Detroit fans long have lobbied loudly, via letters to the editor at first to Twitter today, for Trammell and Whitaker, and to a lesser extent Morris, to get their proper day in the sun of Cooperstown.
The 1984 Tigers remain without a Hall-of-Fame player, joining the 1981 Dodgers as the only world champions – through the mid-1990s – without a Hall-of-Fame player.
The last player to go into the Hall of Fame with a Tigers cap on his plaque was Hal Newhouser, elected by the veterans committee in 1992. The last Tiger to be elected by the writers, considered the more prestigious of the honors, you have to go all the way back to 1980, when Al Kaline was a first-ballot inductee.
Its led to whispers – OK, more than whispers – that there's a so-called Detroit bias. For instance, would Trammell and Whitaker still be waiting for the call if they played for, say, the New York Yankees or the Boston Red Sox? It's debatable.
Trammell, for one, takes a diplomatic approach to such a theory.
"Is it a slight on Detroit? I don't know if it's so much a slight on Detroit," he said. "This is how I've always felt. Just to be recognized in a city like Detroit for all these years, that's as special to me as anything. I'd almost like to make it into the Hall of Fame just for the fans. They relate. 'That was our guy.' That's how the fans are.
"We have as good and as passionate of fans as anyone in the country. I know we get recognized as a blue-collar town, well, so are a lot of other cities. I don't want to say we're the only city like that. But we have very passionate fans, and to be recognized as one of the so-called icons for so many years, I'm part of the family forever. That's irreplaceable and I mean that.
"I'm an old man now, and I get recognized as much as I did when I was playing, and that's incredible. I would like to reward the fans for that more so than for me personally, because I've been rewarded in so many ways. That would mean something.
"At some point, it's gonna change," added Trammell, who, because of his role with the Tigers, will be in Orlando, Fla., next month and on site should he get that special Hall call. "There's no question. Whether it's Jack, or myself, or Lou, or whomever, that'll change."
MODERN BASEBALL ERA HOF BALLOT
Up for consideration: Steve Garvey, Tommy John, Don Mattingly, Marvin Miller, Jack Morris, Dale Murphy, Dave Parker, Ted Simmons, Luis Tiant, Alan Trammell

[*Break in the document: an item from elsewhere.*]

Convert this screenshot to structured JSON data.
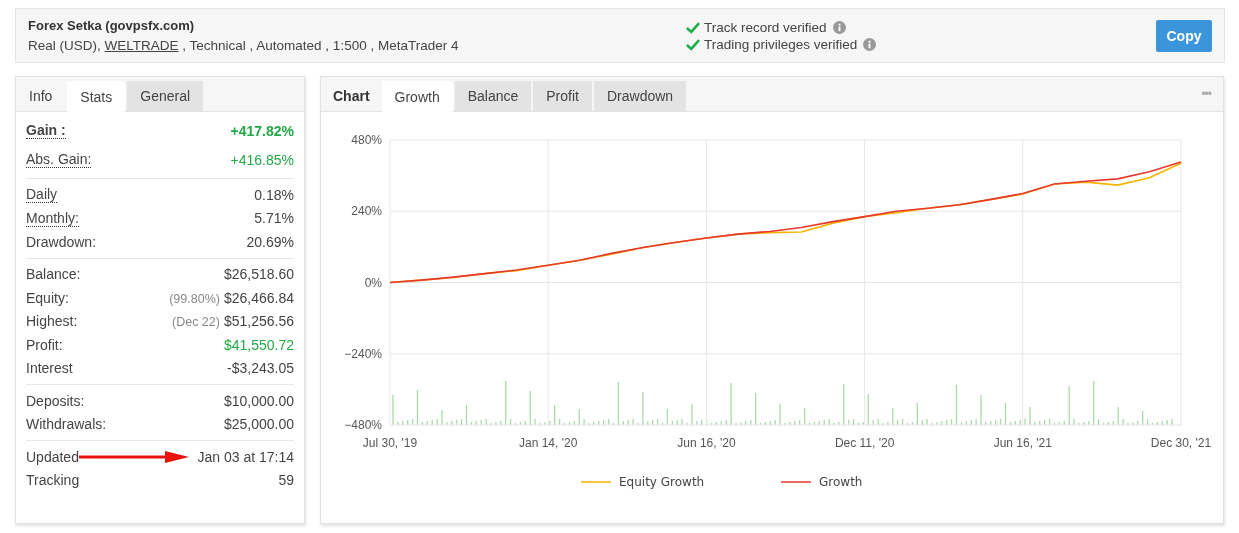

Voting: A 16-member committee will convene Dec. 10 at the baseball winter meetings, with results being announced Dec. 11. A candidate must receive at least 12 votes for election.
Induction: Sunday, July 29, in Cooperstown, N.Y.